  • Rubella (MMR) combination vaccine or the measles, mumps, German measles, and varicella (MMRV) combination vaccine. Most people who have two doses of a rubella-containing vaccine will be protected against German measles infection.
  • Vaccination after exposure will not prevent infection.
  • All health care and childcare staff (men and women) should be assessed for immunity to German measles and if not immune, should be immunized.
  • Anyone with suspected german measles should consult a doctor both to check that the diagnosis is correct and so that contacts (in particular, pregnant women) can be advised. A contact is any person who has been close enough to an infected person to be at risk of having acquired the infection from that person.

Pregnant women

In addition to the above prevention points, all pregnant women:

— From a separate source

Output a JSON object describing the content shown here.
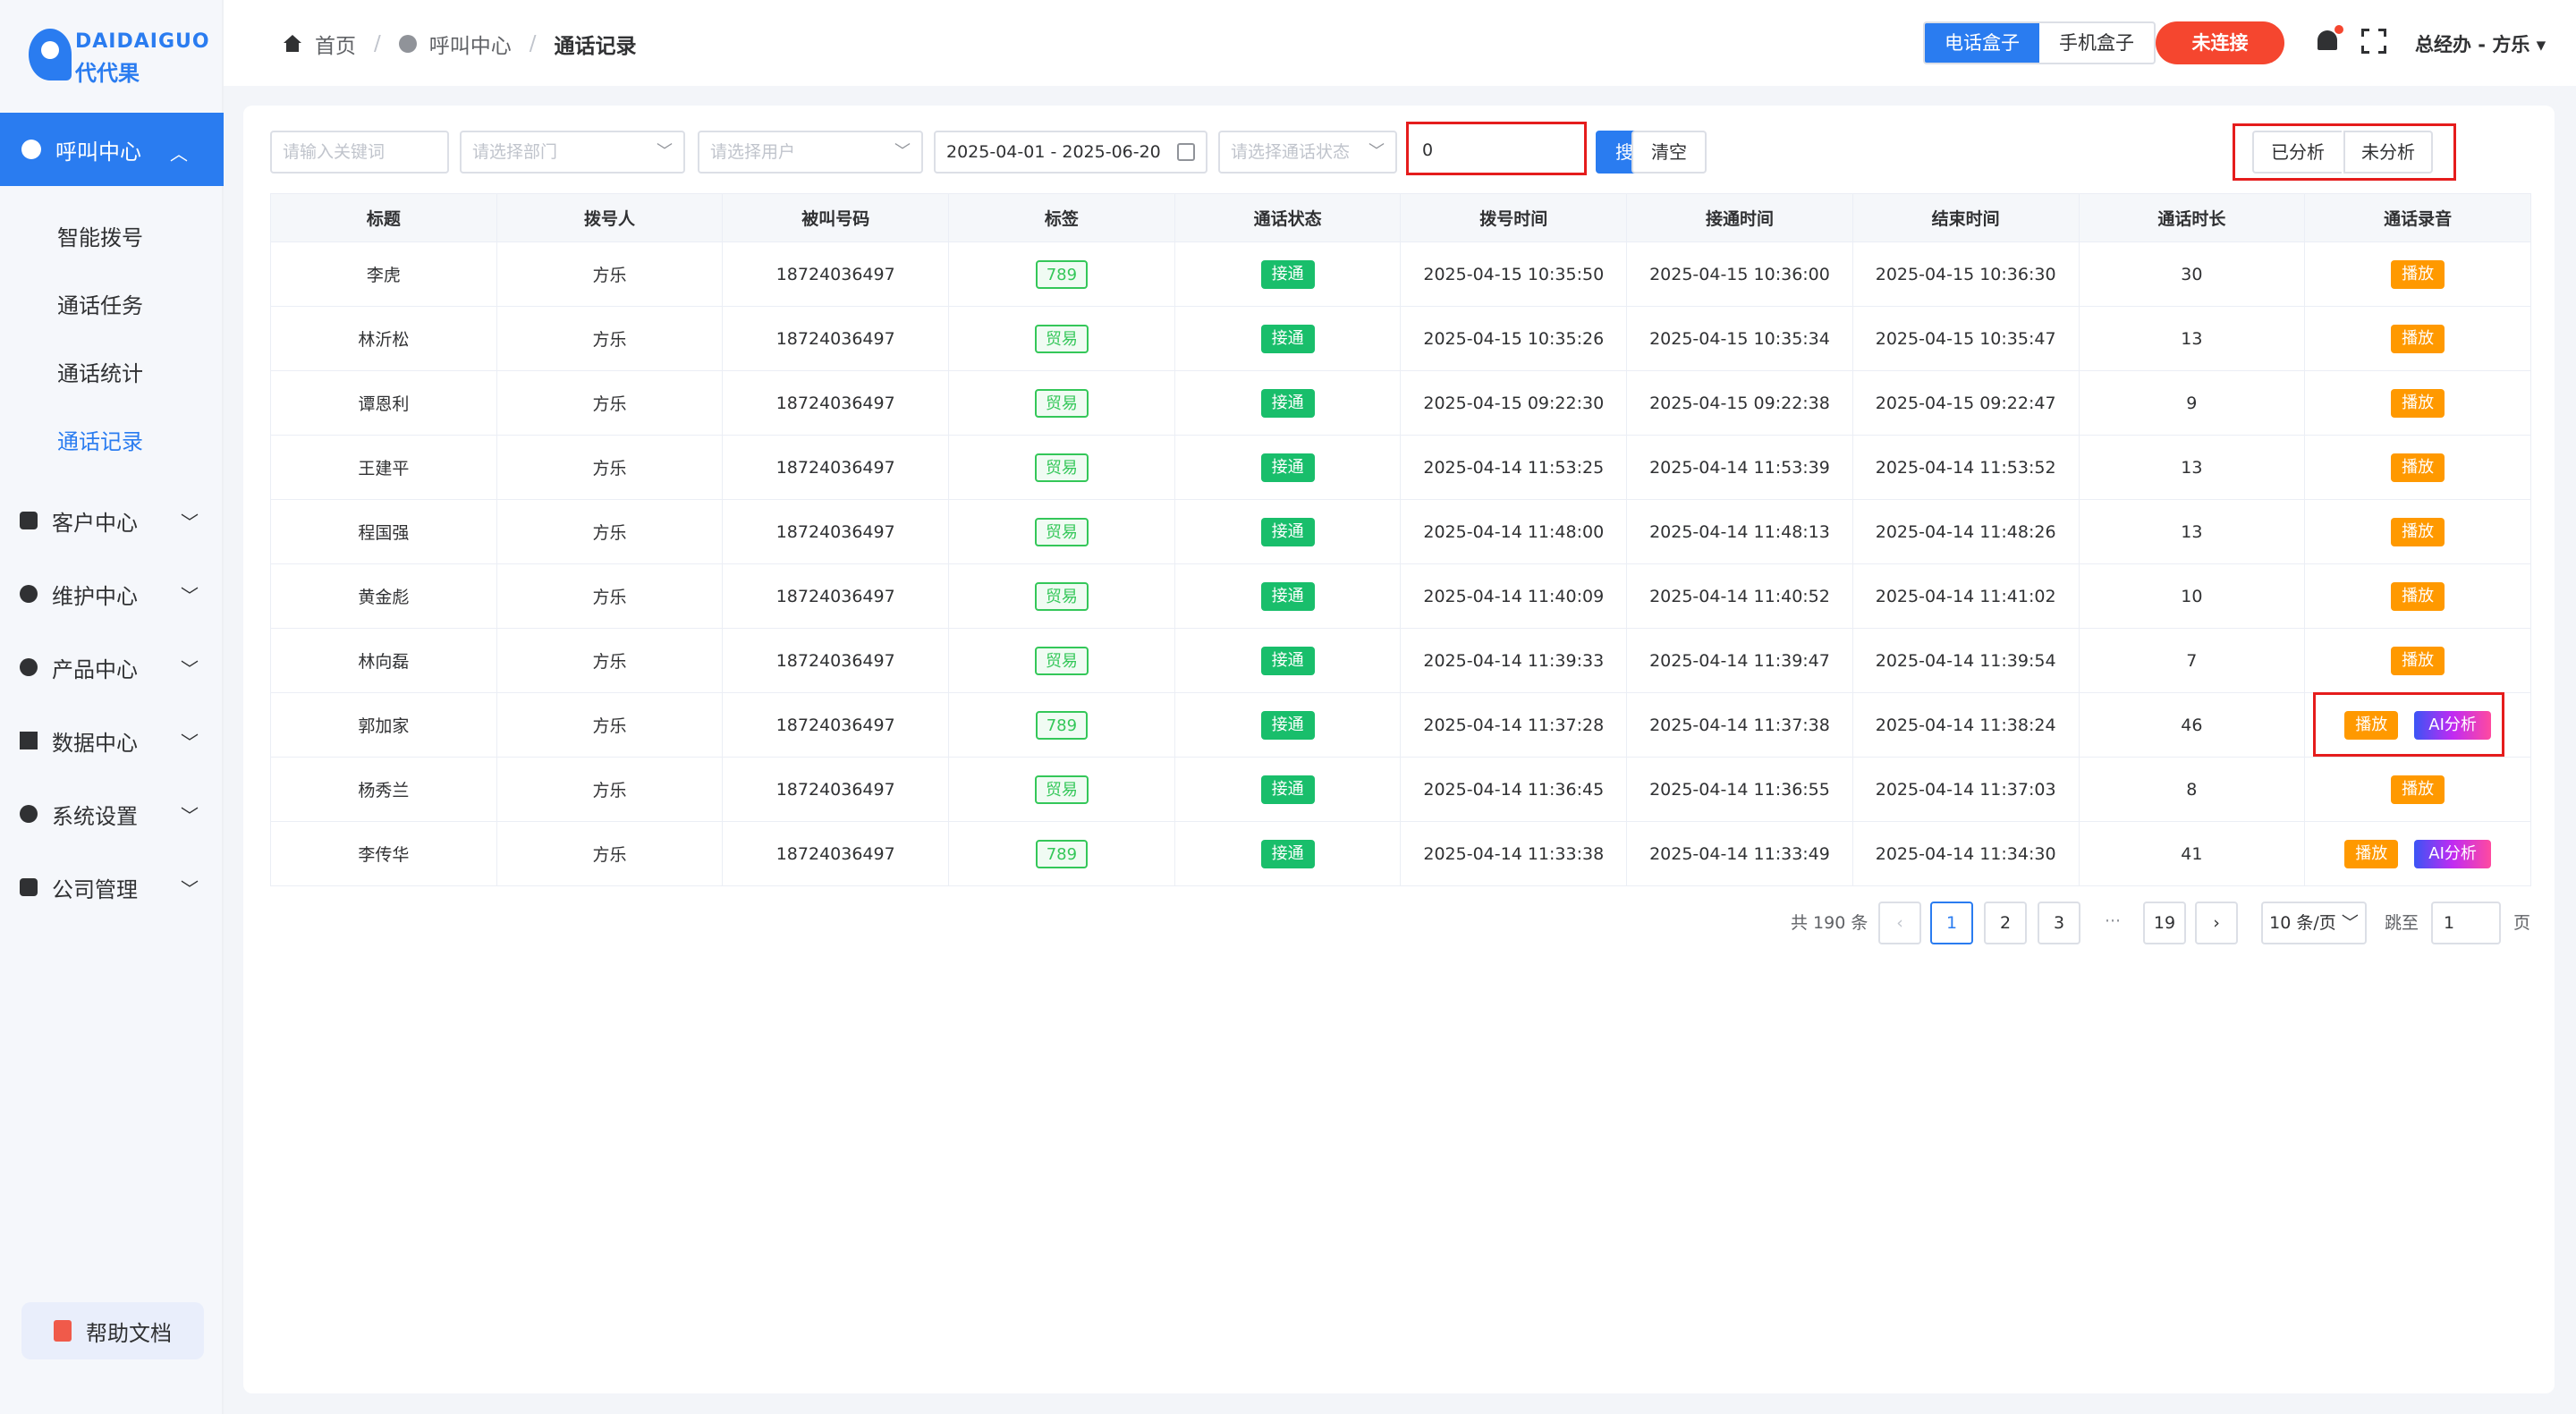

  • Should be tested for immunity to German measles prior to, or during early pregnancy. If found not to be immune, MMR vaccination is given after delivery of the baby but before discharge from the maternity unit. Rubella vaccine should not be given to a woman known to be pregnant and pregnancy should be avoided for one month after vaccination.
  • With suspected german measles or exposure to german measles should seek specialist obstetric advice, regardless of a history of german measles or rubella vaccination. german measles re-infection, often without symptoms, can occur in individuals who have had previous infection or vaccination, although fetal damage is very rare in these cases.

The vaccine to prevent german measles

Getting vaccinated is the best way to prevent german measles. And when enough people get vaccinated against German measles, the entire community is less likely to get it. So when you and your family get vaccinated, you help keep yourselves and your community healthy.

There are 2 vaccines that can prevent german measles:

  • The MMR vaccine protects children and adults from German measles and mumps
  • The MMRV vaccine protects children from german measles, measles, mumps, and chickenpox

Who needs to get the rubella vaccine?

All children need to get the vaccine — and some adults may need it, too.

Children: Children ages 1 through 6 years need to get the rubella vaccine as part of their routine vaccine schedule.

Children need 2 doses of the vaccine at the following ages:

  • 12 through 15 months for the first dose
  • 4 through 6 years for the second dose (or sooner as long as it’s 28 days after the first dose)

Children ages 1 through 12 years can get the MMRV vaccine, which is a combination vaccine. The MMRV vaccine protects against measles, mumps, rubella, and chickenpox. Your child’s doctor can recommend the vaccine that’s right for your child.

Adults: Adults may need to get the rubella vaccine if they didn’t get it as a child. In general, everyone age 18 and older born after 1956 who has not had rubella needs at least 1 dose of the rubella vaccine.

What are the side effects of the rubella vaccine?

Side effects are usually mild and go away in a few days. They may include:

  • Fever
  • Mild rash
  • Swollen glands in the cheeks or neck

Less common side effects of the vaccine include:

  • Pain or stiffness in the joints, usually in women (up to 1 person out of 4)
  • Seizures (sudden, unusual movements or behavior) from having a high fever (about 1 out of every 3,000 doses)
  • Temporary (short-term) low platelet count (about 1 out of every 30,000 doses)

Like any medicine, there’s a very small chance that the german measles vaccine could cause a serious reaction.

About DiseasesDic

Check Also

Hand, foot, and mouth disease- Prevention, and Treatment

Definition Hand, foot, and mouth disease (HFMD) is a common and contagious childhood illness, caused …

Leave a Reply

Your email address will not be published. Required fields are marked *